After three decades, Joe Robach leaves public service
Joe Robach doesn’t want to retire. Still, he will in a matter of days.
“I’m getting rid of so much stuff,” said Robach. “It’s amazing what you accumulate over so many years.”
Robach was first elected in 1991, replacing his father, the longtime Democratic state Assemblyman Roger Robach, who died that year.
Joe Robach is something of a rare breed in an increasingly partisan world. He had support of the Conservative Party both as a Democrat in the state Assembly and as a Republican in the state Senate, where he’s served since 2003. He rose through the ranks and is assistant minority whip.
“I don’t think I’m so much of a centrist, as it is a style," Robach said. "My family came from the community, we didn’t really come from a political party.
“I try to learn all the issues,” he continued. “Not just the ones that are important to me coming in. I also thought it was very important to listen to everybody, regardless of their demographic, and explain what I could do, what I agreed with, and what perhaps I may not be in total agreement with, and I did that my entire career.”
He said he's learned a lot while representing the diverse 56th State Senate District. The district starts on the shores of Lake Ontario, including Hamlin, Hilton and Greece, and stretches into Brighton and parts of the city of Rochester.
“I didn’t know much about agriculture or anything like that until I got this job. But because of my people out west, I did,” said Robach.
He’s proud of his achievements, like pushing for Megan’s Law, which created a registry of sex offenders in New York state. He also was an advocate for lower middle-class taxes and school tax rebates.
Robach's fingerprints are all over the area. He pushed for state funding for many Rochester institutions, such as the University of Rochester Medical Center, the Wegmans School of Pharmacy at St. John Fisher College and the Center for Remanufacturing at Rochester Institute of Technology. He also supported reinvestments at Eastman Business Park and funding for new apartments in the El Camino neighborhood and the newly built La Marketa plaza on North Clinton Avenue, just to name a few.
“A lot of things that I know are going to help people long after I leave, and help the economy here,” said Robach.
At 62, the passion and the fire is still there for Robach. He thinks he could do more. Robach said he wishes he could have made it easier for residents to put initiatives and referendums directly on the ballot. He also wanted to trim or eliminate some fees to encourage New Yorkers to buy homes.

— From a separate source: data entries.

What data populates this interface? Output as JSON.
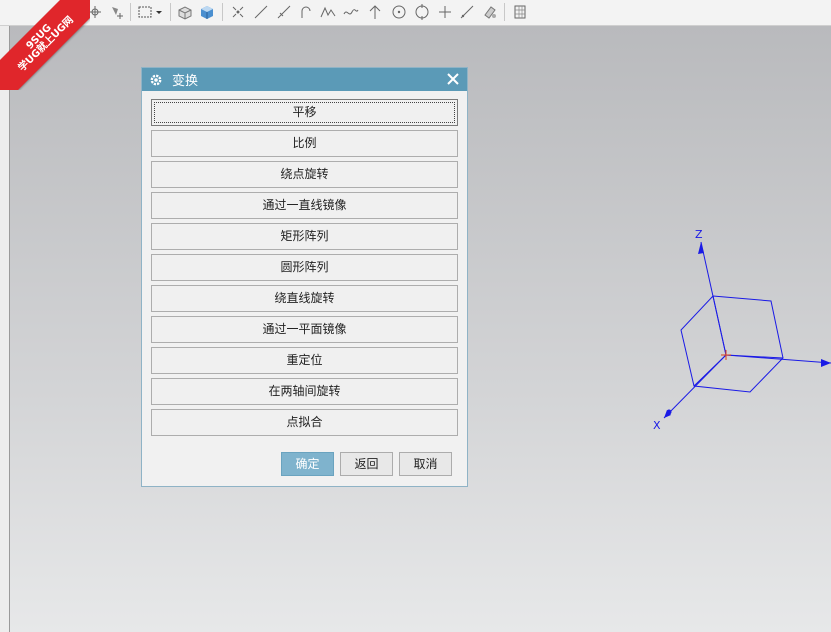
{
  "badge": {
    "brand": "9SUG",
    "slogan": "学UG就上UG网",
    "color": "#e0262b"
  },
  "toolbar": {
    "icons": [
      "snap-point-icon",
      "add-point-icon",
      "select-box-icon",
      "dropdown-arrow-icon",
      "box-solid-icon",
      "cube-shaded-icon",
      "point-set-icon",
      "line-icon",
      "line-angle-icon",
      "arc-icon",
      "spline-icon",
      "studio-spline-icon",
      "arrow-up-icon",
      "circle-center-icon",
      "circle-icon",
      "cross-point-icon",
      "diagonal-line-icon",
      "paint-icon",
      "grid-icon"
    ]
  },
  "dialog": {
    "title": "变换",
    "options": [
      "平移",
      "比例",
      "绕点旋转",
      "通过一直线镜像",
      "矩形阵列",
      "圆形阵列",
      "绕直线旋转",
      "通过一平面镜像",
      "重定位",
      "在两轴间旋转",
      "点拟合"
    ],
    "ok": "确定",
    "back": "返回",
    "cancel": "取消",
    "title_color": "#5b9ab7"
  },
  "triad": {
    "z": "Z",
    "x": "X",
    "axis_color": "#1a1ae6",
    "origin_color": "#e0401a"
  }
}
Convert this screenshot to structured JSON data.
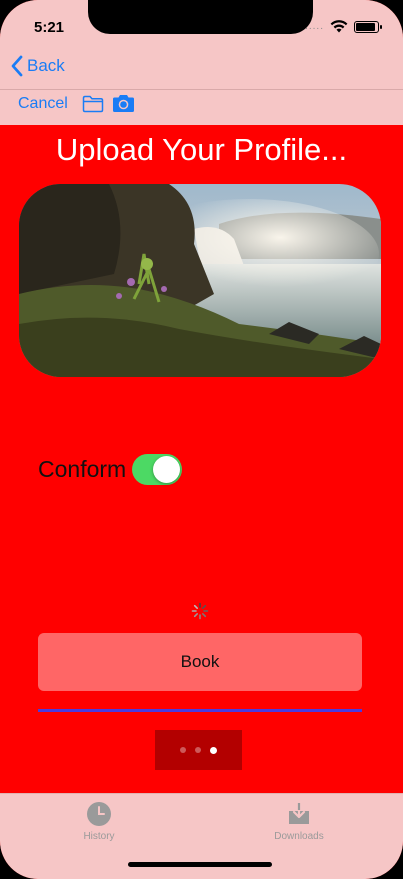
{
  "status_bar": {
    "time": "5:21",
    "signal": "....."
  },
  "nav": {
    "back_label": "Back"
  },
  "toolbar": {
    "cancel_label": "Cancel",
    "icons": [
      "folder-icon",
      "camera-icon"
    ]
  },
  "main": {
    "title": "Upload Your Profile...",
    "photo_description_icon": "waterfall-landscape-image",
    "conform_label": "Conform",
    "conform_toggle_on": true,
    "book_label": "Book",
    "progress": 1.0,
    "page_control": {
      "pages": 3,
      "current": 3
    }
  },
  "tabbar": {
    "items": [
      {
        "label": "History",
        "icon": "clock-icon"
      },
      {
        "label": "Downloads",
        "icon": "download-icon"
      }
    ]
  },
  "colors": {
    "background": "#ff0000",
    "bars": "#f6c6c6",
    "tint": "#1a7cf5",
    "button": "#ff6666",
    "toggle_on": "#4cd964",
    "progress": "#4a3be0",
    "page_control_bg": "#b30000"
  }
}
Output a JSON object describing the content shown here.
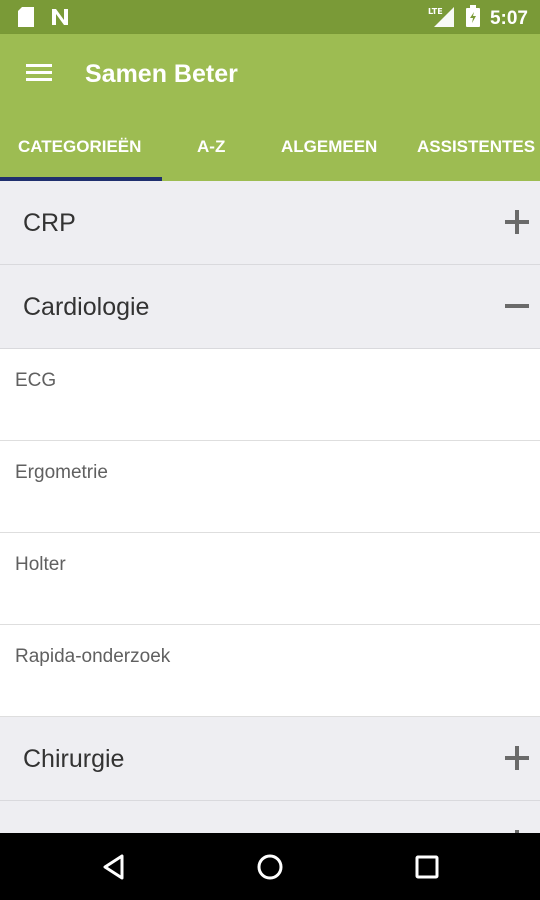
{
  "status_bar": {
    "time": "5:07",
    "network_label": "LTE",
    "icons": [
      "sd-card-icon",
      "n-notification-icon",
      "lte-signal-icon",
      "battery-icon"
    ]
  },
  "app_bar": {
    "title": "Samen Beter",
    "menu_icon": "hamburger-menu-icon"
  },
  "tabs": [
    {
      "label": "CATEGORIEËN",
      "selected": true
    },
    {
      "label": "A-Z",
      "selected": false
    },
    {
      "label": "ALGEMEEN",
      "selected": false
    },
    {
      "label": "ASSISTENTES",
      "selected": false
    }
  ],
  "categories": [
    {
      "label": "CRP",
      "expanded": false,
      "toggle_icon": "plus-icon"
    },
    {
      "label": "Cardiologie",
      "expanded": true,
      "toggle_icon": "minus-icon",
      "items": [
        "ECG",
        "Ergometrie",
        "Holter",
        "Rapida-onderzoek"
      ]
    },
    {
      "label": "Chirurgie",
      "expanded": false,
      "toggle_icon": "plus-icon"
    }
  ],
  "nav_bar": {
    "icons": [
      "back-icon",
      "home-icon",
      "recents-icon"
    ]
  },
  "colors": {
    "status_bar": "#7a9a37",
    "app_bar": "#9dbc52",
    "tab_indicator": "#1f2f6e",
    "group_background": "#eeeef2"
  }
}
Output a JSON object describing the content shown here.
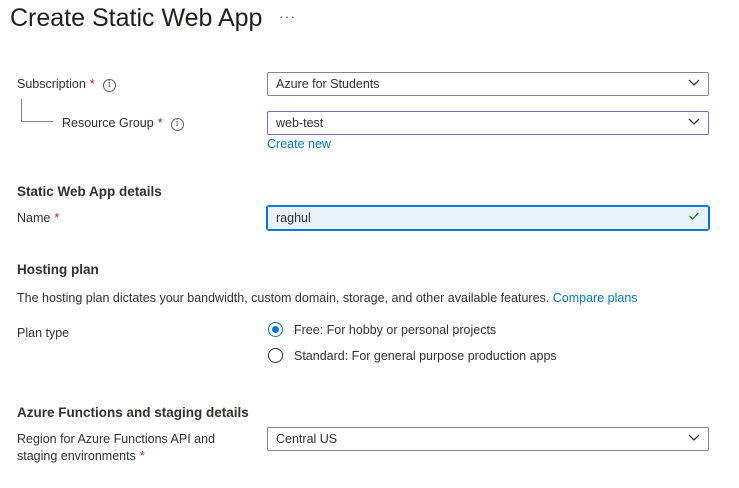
{
  "page": {
    "title": "Create Static Web App",
    "more": "···"
  },
  "form": {
    "subscription": {
      "label": "Subscription",
      "required": "*",
      "info": "i",
      "value": "Azure for Students"
    },
    "resource_group": {
      "label": "Resource Group",
      "required": "*",
      "info": "i",
      "value": "web-test",
      "create_new": "Create new"
    },
    "details": {
      "heading": "Static Web App details",
      "name_label": "Name",
      "name_required": "*",
      "name_value": "raghul"
    },
    "hosting": {
      "heading": "Hosting plan",
      "description": "The hosting plan dictates your bandwidth, custom domain, storage, and other available features.",
      "compare_link": "Compare plans",
      "plan_type_label": "Plan type",
      "options": [
        {
          "label": "Free: For hobby or personal projects",
          "selected": true
        },
        {
          "label": "Standard: For general purpose production apps",
          "selected": false
        }
      ]
    },
    "functions": {
      "heading": "Azure Functions and staging details",
      "region_label_line1": "Region for Azure Functions API and",
      "region_label_line2": "staging environments",
      "region_required": "*",
      "region_value": "Central US"
    }
  },
  "colors": {
    "accent": "#0078d4",
    "required": "#a4262c",
    "focus_border": "#8764b8",
    "valid_check": "#107c10"
  }
}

But with Republicans out of power in the state Senate, he said there’s no room for him to maneuver and get things done. He also called election reforms that moved primaries from September to June and forced anyone running to seek signatures in their district in February and March “ridiculous.”
Robach's decision to retire set up a race between Republican Mike Barry, who he supported, and Democrat Jeremy Cooney, who ultimately won.
Robach said he hasn’t changed -- but politics in the state have.
Emblematic of the policy perspectives that he abhors is Amazon abandoning its plans to build a 25,000-worker headquarters in New York City because lawmakers balked at billions of dollars in tax breaks.
“A party who is against job creation and growth is not my party,” said Robach. “And clearly the Dems have staked out that by their actions, not my words. That was the acorn that would have been an oak tree.”
Robach also said there’s not enough of an upstate agenda coming out of Albany, and he's concerned it’s hurting the area’s economy.
“I’ve done everything I can,” said Robach, “to not make everything far left, New York City-centric. Unfortunately, in today’s big government, I think that’s the case. Especially for people who live in Rochester.
“New York better learn, instead of driving people away, we better be encouraging people to stay,” said Robach. “Forget about Democrat or Republican for a second. What I try to teach all my colleagues, regardless of parties, is people up here are voting with their feet, they’re moving out. So I don’t care whether you’re trying to sell your home, or make bread, whether you work at a bank, there are less people to service and contribute.”
Robach said the flight from the area is so bad that when he announced his retirement, people routinely asked him if he was relocating.
“They just assumed that people who are successful, or can, want to leave New York. That’s awful,” said Robach. ‘I’m not going anywhere.”
Robach said he intends to support organizations and causes that he believes in.
“You know, this is where I know and love,” said Robach. “My family has been here since we’ve been in the country. I’m not going anywhere. So I still have a passion for the community. Where exactly that will take me, I don’t know.”